Data excerpts:

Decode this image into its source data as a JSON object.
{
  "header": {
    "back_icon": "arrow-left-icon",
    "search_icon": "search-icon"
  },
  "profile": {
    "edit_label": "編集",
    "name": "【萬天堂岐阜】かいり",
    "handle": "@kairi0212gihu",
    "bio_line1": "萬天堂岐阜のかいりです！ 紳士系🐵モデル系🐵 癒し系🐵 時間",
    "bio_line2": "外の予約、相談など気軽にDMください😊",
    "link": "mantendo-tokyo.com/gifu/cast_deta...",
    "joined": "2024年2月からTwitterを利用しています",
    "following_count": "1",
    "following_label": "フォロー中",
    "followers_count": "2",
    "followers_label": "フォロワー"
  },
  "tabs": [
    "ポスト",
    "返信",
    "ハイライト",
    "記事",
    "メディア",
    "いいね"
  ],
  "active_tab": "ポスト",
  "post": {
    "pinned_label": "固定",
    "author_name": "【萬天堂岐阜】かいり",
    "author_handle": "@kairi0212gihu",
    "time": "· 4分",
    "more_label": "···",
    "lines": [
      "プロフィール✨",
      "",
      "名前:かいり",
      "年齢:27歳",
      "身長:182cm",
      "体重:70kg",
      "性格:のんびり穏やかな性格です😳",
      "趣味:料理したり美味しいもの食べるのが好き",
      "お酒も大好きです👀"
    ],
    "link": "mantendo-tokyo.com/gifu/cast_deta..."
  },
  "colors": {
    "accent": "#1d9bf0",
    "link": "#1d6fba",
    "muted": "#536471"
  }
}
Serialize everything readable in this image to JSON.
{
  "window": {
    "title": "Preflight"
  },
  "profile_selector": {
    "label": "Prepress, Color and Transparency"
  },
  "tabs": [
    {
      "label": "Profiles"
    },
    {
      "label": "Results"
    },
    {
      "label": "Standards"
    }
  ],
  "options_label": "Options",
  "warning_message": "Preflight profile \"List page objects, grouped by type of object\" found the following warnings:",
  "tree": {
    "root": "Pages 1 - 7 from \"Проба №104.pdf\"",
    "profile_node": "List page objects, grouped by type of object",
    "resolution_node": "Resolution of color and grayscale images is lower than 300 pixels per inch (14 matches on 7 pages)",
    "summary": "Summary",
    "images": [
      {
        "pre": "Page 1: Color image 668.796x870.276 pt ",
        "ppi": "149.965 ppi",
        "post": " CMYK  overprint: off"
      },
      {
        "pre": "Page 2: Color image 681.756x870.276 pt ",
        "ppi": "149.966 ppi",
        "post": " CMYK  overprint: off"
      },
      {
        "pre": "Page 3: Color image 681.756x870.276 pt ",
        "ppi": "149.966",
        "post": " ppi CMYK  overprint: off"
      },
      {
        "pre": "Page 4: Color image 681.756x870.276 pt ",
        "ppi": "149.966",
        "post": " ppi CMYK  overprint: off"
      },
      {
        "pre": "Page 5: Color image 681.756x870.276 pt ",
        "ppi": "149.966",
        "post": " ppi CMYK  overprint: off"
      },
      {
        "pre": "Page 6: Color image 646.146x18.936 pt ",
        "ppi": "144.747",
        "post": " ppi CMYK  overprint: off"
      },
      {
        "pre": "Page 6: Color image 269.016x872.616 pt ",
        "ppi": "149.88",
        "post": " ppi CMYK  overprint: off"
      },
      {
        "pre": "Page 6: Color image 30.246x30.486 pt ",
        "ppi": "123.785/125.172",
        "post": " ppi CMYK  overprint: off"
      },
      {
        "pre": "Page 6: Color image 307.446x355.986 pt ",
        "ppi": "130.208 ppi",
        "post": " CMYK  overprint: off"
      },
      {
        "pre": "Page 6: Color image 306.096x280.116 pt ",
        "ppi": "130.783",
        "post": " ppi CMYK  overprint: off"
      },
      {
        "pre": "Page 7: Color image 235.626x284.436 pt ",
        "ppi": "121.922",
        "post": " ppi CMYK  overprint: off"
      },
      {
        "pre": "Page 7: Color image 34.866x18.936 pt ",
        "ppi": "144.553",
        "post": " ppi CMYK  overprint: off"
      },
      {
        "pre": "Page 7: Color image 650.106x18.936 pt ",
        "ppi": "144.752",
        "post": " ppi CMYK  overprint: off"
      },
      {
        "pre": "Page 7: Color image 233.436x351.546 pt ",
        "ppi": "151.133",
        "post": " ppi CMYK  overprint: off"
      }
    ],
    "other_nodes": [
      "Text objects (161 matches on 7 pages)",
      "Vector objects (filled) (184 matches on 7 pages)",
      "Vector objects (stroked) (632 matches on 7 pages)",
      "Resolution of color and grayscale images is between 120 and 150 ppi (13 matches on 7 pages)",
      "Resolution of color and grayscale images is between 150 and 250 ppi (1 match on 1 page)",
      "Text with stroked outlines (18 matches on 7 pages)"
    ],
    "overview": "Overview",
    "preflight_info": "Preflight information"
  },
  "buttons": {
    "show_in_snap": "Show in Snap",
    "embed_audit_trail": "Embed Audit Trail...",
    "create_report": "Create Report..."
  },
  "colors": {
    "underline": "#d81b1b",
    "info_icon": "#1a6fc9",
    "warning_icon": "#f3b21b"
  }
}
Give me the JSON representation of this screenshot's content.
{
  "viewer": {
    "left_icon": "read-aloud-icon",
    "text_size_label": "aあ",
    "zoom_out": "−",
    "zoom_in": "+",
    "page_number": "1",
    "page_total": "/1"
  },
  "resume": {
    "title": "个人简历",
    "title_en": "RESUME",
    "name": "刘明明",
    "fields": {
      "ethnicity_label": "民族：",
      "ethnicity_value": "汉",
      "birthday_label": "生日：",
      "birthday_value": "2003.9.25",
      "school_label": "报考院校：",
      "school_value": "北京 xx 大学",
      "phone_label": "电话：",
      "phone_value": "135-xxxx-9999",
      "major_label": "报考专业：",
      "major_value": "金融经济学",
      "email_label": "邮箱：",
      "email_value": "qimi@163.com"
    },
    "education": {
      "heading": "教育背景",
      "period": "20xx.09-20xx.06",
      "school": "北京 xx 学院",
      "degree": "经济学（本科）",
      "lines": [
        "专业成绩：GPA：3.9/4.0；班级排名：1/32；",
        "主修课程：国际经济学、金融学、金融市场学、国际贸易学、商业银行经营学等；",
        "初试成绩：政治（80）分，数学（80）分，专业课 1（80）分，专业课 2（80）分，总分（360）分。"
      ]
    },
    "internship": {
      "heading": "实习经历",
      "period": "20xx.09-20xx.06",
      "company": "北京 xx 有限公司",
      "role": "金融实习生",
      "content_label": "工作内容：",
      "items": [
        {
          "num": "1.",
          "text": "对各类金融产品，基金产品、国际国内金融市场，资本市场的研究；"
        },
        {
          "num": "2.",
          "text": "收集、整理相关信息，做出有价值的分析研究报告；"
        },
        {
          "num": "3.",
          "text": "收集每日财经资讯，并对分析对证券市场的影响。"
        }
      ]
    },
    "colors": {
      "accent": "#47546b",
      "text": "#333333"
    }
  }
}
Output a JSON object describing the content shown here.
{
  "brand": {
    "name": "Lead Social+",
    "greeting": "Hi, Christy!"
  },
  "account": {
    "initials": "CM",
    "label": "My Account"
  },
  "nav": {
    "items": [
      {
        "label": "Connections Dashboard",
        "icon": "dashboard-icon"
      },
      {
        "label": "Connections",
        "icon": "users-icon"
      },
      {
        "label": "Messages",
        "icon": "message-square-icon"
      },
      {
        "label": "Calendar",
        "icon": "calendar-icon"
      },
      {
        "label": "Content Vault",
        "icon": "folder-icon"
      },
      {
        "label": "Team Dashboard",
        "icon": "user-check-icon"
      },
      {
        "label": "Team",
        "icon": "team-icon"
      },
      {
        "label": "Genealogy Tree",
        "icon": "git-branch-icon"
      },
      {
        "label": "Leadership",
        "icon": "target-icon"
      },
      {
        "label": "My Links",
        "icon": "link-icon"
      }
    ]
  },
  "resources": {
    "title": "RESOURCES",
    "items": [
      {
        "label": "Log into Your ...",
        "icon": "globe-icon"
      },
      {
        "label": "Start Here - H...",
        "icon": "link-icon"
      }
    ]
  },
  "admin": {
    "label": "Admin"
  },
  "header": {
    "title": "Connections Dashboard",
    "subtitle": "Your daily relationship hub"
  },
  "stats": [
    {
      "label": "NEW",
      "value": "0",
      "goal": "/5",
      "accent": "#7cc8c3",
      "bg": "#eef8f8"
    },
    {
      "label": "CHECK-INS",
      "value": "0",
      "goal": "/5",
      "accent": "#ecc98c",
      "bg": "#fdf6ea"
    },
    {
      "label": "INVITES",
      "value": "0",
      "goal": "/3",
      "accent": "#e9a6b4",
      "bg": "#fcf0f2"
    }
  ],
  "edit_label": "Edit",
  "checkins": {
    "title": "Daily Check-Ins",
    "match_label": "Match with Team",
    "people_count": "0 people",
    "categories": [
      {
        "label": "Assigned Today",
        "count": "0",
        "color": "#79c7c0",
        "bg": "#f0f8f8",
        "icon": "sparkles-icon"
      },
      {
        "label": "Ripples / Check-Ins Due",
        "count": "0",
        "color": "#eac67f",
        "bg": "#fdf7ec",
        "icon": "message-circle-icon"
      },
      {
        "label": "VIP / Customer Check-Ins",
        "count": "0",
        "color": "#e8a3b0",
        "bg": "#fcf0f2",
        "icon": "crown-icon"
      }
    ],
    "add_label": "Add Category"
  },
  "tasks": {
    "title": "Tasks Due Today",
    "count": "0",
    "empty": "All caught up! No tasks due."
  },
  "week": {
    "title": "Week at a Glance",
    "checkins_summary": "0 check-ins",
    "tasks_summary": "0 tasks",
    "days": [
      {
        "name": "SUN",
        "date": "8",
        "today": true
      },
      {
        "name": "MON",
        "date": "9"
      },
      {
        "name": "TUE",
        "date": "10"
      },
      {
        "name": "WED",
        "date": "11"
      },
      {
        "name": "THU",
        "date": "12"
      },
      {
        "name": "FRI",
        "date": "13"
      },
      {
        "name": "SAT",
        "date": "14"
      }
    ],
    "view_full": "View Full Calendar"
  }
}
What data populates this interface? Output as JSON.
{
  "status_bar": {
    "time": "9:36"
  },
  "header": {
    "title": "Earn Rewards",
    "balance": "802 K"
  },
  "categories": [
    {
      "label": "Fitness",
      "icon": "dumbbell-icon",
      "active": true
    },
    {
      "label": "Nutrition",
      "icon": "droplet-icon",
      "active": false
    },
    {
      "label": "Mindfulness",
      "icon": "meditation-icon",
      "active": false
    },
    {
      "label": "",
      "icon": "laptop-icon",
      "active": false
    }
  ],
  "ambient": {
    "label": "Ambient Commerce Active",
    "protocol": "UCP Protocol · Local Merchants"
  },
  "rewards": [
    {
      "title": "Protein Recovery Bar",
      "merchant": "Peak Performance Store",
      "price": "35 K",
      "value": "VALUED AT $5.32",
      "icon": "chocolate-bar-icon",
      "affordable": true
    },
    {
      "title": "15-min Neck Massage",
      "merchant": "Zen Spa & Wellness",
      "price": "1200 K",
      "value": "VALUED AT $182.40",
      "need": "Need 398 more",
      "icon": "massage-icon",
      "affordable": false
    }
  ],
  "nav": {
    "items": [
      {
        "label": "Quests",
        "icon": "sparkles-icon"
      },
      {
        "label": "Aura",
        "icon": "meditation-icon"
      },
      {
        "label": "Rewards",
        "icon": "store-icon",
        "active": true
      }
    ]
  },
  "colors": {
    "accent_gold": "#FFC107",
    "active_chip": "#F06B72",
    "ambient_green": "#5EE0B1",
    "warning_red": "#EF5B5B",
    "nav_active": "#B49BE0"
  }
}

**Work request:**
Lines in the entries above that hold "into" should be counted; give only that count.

**Answer to this exercise:**
2